On this day in music history: December 23, 1989 - "Another Day In Paradise" by Phil Collins hits #1 on the Billboard Hot 100 for four weeks, also topping the Adult Contemporary chart for five weeks on December 2, 1989. Written by Phil Collins, it is the sixth US chart topper for the British singer, songwriter, and musician. Attaining global pop stardom during the '80s, Phil Collins will end the decade with what will become his most successful solo single. Originally titled "Homeless," the inspiration for "Another Day In Paradise" will come from an encounter that Collins has with a homeless woman on a London street. One day while crossing the street to the recording studio, he will cross paths with the woman and her two kids who asks the singer for money, but does not stop to talk to her.
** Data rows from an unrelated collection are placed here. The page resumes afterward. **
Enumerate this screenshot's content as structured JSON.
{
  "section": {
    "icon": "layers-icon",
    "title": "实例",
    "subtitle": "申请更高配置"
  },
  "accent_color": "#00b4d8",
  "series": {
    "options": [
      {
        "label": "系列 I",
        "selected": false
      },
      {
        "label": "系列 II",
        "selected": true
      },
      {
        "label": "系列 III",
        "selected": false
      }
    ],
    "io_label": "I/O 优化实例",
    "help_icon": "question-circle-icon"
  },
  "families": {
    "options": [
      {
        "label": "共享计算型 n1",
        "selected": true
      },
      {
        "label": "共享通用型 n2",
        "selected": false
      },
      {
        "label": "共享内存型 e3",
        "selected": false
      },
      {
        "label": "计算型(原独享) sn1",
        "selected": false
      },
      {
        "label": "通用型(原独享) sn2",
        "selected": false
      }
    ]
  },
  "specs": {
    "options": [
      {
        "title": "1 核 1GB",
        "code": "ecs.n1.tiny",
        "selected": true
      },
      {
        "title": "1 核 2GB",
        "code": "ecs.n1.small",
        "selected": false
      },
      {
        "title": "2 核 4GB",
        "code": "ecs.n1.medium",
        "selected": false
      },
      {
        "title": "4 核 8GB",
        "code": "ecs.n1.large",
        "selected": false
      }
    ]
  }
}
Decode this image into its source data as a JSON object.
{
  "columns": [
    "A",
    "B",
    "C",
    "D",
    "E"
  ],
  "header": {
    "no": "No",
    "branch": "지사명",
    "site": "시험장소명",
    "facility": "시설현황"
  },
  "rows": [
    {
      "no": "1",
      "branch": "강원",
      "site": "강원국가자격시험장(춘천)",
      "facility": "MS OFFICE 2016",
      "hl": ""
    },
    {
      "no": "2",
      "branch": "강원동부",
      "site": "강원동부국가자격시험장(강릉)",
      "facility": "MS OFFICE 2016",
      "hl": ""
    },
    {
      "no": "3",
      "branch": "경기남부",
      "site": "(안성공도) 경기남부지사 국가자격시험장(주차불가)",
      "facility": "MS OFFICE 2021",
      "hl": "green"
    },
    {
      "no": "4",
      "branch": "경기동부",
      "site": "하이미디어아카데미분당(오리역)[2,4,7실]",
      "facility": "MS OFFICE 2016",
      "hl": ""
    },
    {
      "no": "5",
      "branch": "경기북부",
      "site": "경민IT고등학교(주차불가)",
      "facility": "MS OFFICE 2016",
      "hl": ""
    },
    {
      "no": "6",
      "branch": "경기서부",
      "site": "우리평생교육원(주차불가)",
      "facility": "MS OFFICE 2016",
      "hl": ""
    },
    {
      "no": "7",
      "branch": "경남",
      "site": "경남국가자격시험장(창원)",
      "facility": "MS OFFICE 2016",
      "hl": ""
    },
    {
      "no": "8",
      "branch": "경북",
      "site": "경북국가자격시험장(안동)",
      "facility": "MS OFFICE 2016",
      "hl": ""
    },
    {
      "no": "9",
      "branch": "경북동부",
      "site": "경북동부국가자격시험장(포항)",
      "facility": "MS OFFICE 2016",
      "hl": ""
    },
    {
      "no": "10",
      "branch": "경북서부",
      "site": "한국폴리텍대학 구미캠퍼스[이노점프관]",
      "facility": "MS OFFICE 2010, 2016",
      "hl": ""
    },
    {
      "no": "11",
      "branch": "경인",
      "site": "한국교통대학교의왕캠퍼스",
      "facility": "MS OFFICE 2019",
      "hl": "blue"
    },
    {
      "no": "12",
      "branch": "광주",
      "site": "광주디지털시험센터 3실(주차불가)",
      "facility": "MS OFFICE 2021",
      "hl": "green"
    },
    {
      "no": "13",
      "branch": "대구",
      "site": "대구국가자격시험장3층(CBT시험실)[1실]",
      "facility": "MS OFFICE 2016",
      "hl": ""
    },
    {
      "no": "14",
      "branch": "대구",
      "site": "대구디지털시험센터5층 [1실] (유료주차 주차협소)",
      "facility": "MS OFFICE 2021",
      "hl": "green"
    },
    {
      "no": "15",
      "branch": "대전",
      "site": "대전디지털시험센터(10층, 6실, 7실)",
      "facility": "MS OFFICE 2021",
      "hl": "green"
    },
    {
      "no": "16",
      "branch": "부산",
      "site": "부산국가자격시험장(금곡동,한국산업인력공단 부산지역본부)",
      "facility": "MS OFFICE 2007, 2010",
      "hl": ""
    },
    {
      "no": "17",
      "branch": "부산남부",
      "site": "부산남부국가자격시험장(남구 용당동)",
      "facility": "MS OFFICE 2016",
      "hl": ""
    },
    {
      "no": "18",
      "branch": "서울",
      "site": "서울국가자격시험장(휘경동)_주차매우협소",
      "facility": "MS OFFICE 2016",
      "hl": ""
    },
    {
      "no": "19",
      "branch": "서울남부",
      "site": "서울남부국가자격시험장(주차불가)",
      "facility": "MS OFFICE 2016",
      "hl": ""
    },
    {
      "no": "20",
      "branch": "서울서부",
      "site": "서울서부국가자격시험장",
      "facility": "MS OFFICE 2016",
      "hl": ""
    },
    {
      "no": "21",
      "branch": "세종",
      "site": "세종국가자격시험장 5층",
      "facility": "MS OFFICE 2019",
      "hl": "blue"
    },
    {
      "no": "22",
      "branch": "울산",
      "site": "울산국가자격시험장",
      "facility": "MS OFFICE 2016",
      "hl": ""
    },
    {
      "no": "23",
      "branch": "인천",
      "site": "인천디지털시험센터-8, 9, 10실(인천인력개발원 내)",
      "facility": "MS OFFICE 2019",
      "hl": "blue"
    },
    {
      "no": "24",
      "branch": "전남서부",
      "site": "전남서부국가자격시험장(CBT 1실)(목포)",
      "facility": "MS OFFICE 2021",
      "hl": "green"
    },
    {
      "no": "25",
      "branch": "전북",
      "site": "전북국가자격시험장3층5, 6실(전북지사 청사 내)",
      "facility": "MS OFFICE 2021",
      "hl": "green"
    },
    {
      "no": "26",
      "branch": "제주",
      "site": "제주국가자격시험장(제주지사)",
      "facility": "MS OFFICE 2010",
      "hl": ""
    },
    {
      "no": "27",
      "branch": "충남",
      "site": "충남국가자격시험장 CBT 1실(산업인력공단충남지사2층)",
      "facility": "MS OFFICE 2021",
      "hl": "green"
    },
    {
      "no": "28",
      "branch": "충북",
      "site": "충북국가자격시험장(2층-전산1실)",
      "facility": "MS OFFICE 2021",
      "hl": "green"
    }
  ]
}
Feeling bad about having ignored her, he will write the song as a way to bring light to the issue of homelessness and people's "awkwardness" about the subject. Musician David Crosby will sing background vocals with Collins on the finished track. Released on October 9, 1989, as the first single from Phil Collins' fourth solo album, it will become an immediate hit. Entering the Hot 100 at #43 on November 4, 1989, it will climb to the top of the chart seven weeks later. The single will be nominated for four Grammy Awards, winning the award for Record Of The Year in 1991. Collins and Crosby will also deliver a memorable performance of the song on the awards telecast. "Paradise" will be final number one single of the 1980s. "Another Day In Paradise" is certified Gold in the US by the RIAA.